Updated: May 11, 2020
Illness is unpredictable, and even full-time caregivers can struggle to adapt to the changing needs of a sick loved one. For those who are also working, keeping up with the demands of a loved one’s illness and a job that is likely paying for their medical care, can feel like too much to bear.
Here are some tips to help lighten the load:
Consider Private Duty Care
Often times, a person recovering from a surgery or another condition may need help with administering medication every few hours, going to the restroom, or eating - all things that may not necessarily fit the schedule of a working loved one. With the aid of a private duty nurse, an ill individual can receive the care they need, when they need it, while their loved ones can continue working and avoid high monthly costs of a nursing home, in favor of less expensive hourly fees of a nurse.
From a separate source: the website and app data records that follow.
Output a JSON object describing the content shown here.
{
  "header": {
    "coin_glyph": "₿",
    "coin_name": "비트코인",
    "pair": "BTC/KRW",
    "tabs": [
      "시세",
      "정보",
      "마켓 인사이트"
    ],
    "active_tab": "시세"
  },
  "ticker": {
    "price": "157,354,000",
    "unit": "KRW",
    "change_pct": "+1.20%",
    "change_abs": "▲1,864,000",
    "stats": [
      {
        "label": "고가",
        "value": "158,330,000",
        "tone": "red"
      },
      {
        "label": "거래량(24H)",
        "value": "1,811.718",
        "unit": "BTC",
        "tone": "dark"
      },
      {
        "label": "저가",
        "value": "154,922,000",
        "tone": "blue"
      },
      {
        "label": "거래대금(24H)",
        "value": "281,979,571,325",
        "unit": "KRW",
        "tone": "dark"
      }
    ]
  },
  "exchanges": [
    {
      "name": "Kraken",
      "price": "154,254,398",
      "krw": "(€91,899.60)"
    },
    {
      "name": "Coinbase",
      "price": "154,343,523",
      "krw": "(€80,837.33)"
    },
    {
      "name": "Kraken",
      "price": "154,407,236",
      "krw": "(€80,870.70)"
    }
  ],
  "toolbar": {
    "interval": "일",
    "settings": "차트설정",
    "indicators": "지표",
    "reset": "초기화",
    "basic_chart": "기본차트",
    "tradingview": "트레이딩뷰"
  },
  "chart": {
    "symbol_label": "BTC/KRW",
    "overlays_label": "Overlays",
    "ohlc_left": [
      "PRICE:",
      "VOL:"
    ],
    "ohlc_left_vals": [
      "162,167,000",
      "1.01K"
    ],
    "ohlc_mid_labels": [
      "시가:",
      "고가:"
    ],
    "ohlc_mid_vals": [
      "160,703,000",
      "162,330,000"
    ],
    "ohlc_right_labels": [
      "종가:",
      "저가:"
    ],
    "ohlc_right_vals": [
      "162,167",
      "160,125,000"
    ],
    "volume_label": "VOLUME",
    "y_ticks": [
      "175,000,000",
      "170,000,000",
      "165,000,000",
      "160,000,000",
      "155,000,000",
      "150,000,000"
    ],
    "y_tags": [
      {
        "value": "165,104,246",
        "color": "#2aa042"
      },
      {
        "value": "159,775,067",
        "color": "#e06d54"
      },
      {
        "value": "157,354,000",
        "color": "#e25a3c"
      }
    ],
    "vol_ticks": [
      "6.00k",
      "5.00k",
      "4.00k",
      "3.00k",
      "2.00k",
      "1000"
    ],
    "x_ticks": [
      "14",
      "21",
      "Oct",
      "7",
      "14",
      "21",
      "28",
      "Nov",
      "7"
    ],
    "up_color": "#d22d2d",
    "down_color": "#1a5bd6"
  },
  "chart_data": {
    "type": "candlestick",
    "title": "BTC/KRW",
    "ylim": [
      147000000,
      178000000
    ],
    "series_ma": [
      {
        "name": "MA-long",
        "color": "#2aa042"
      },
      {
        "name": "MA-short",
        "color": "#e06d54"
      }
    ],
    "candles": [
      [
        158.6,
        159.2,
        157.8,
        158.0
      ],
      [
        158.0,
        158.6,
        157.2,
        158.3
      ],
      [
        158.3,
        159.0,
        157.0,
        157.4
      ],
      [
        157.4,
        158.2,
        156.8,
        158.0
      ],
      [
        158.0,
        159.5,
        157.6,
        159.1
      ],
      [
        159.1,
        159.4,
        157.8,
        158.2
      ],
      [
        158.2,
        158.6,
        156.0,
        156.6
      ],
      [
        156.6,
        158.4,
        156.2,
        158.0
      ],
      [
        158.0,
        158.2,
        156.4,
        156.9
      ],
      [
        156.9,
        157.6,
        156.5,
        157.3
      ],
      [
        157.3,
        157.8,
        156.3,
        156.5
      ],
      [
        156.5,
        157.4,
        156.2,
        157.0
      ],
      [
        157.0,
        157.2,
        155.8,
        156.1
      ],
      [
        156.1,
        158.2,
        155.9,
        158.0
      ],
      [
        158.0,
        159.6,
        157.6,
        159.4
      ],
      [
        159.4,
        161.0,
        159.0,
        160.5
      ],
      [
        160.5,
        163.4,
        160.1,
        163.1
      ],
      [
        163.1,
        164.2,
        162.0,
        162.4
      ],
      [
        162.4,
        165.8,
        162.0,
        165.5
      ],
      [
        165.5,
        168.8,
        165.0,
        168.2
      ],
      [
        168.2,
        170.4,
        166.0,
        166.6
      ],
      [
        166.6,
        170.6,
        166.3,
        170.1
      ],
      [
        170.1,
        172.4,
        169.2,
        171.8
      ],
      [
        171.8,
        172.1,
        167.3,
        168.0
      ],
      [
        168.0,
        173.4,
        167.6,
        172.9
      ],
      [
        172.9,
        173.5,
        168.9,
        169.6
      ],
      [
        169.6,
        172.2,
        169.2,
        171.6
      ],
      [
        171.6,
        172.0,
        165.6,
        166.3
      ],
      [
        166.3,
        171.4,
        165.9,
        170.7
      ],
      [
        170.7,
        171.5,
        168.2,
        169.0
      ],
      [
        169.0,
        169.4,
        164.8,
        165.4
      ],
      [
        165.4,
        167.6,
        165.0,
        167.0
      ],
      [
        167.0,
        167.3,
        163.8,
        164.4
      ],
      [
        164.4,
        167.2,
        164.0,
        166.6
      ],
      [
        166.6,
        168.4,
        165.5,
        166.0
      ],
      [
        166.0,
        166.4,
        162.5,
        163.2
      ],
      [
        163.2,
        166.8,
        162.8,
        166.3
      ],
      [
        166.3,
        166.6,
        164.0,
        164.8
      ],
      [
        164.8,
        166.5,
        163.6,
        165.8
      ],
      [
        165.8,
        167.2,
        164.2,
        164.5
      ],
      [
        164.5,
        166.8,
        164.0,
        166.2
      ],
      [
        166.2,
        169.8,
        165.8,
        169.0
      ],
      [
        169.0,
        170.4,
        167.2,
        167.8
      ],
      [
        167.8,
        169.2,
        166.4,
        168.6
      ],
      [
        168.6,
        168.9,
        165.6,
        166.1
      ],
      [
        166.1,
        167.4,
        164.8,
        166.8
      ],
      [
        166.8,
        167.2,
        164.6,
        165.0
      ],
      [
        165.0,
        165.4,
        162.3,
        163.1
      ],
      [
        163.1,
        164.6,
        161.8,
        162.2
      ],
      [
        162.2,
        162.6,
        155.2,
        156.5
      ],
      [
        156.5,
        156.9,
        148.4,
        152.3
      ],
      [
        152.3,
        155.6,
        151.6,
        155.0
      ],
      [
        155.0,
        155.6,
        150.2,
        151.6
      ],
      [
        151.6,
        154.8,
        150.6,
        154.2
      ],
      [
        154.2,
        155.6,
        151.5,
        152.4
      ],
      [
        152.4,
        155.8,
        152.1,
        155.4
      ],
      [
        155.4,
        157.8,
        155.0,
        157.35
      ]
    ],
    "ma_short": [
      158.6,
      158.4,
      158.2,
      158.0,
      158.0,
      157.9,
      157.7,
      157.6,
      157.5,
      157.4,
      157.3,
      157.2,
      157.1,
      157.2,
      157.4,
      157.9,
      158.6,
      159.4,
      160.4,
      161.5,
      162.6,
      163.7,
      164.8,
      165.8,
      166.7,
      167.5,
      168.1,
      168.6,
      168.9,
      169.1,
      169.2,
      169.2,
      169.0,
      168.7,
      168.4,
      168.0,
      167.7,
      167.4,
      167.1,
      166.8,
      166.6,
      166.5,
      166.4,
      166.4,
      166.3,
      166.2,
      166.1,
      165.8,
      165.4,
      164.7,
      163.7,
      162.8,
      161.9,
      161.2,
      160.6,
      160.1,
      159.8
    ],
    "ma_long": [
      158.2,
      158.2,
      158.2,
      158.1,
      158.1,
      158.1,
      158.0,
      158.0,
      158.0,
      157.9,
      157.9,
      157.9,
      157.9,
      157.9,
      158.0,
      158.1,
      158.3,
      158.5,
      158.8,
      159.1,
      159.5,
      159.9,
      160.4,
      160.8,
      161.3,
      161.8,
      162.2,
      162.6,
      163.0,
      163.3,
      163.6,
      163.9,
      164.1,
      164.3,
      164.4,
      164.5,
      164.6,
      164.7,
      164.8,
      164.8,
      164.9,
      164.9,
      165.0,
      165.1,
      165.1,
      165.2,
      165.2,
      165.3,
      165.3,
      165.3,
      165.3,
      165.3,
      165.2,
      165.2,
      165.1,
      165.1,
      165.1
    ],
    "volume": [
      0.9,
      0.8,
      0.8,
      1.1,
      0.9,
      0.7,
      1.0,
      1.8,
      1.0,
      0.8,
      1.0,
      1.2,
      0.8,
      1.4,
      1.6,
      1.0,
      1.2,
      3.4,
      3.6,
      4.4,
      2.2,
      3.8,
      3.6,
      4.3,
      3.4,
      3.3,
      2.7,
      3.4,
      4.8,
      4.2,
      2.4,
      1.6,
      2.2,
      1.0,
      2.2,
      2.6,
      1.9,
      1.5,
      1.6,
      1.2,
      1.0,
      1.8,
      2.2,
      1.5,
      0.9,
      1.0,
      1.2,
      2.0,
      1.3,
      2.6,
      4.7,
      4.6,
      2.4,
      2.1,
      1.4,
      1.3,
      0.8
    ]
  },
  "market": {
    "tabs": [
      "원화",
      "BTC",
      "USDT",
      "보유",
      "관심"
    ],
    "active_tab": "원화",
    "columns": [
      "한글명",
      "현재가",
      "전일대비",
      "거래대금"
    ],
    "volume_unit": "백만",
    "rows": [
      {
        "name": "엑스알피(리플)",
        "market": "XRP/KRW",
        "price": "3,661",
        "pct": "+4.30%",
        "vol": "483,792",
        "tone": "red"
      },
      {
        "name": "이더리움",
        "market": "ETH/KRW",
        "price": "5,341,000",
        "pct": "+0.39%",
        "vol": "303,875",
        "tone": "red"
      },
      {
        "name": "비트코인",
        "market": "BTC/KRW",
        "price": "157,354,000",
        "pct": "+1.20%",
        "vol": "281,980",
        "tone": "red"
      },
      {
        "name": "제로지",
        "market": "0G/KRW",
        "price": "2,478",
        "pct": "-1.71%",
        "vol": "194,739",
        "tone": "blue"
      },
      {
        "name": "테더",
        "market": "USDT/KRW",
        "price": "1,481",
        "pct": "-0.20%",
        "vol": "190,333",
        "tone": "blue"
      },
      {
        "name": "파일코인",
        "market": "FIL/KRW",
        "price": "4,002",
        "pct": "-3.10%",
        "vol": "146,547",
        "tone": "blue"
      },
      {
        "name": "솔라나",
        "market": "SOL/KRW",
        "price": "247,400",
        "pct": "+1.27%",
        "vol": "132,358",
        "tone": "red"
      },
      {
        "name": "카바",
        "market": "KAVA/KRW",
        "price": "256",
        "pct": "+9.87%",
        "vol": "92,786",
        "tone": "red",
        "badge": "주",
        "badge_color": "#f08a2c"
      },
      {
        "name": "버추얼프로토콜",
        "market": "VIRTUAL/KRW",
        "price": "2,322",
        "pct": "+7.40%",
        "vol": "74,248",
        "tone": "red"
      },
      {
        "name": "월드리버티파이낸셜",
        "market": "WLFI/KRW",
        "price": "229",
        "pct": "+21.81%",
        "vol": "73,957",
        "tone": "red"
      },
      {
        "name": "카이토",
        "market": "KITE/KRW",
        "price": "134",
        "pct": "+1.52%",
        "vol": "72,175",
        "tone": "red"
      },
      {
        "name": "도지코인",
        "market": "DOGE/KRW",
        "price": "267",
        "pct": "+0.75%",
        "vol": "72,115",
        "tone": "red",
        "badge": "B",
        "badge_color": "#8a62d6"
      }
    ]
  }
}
Ask For Flexibility
It’s standard that people work the same hours every day, but nowadays flexibility in the workplace is becoming increasingly common. Ask your employer to adjust your hours so that you can keep your mornings open for AM doctors appointments. Propose flexibility in your schedule by offering to work two long days, in order to have a full one off to be available to a sick loved one. Depending on your job, try making arrangements to work from home a few days a week.
A lot of times people don’t know how to help when they know someone is in a tough situation. Other times, they don’t help because they don’t know what the other person is going through. Sharing your situation with your boss, your friends, relatives, and other loved ones is a necessary first step in getting support. Being clear and specific about the ways others can be of assistance to you is a great way to help them put their empathy into action. Whether it’s committing to just one day a week to take a sick loved one to their appointments or helping you run the errands you no longer have time to do, your network can be one of your greatest resources of support.
These are just a few strategies to help overwhelmed caregivers manage their roles. For more caregiver tips, click here.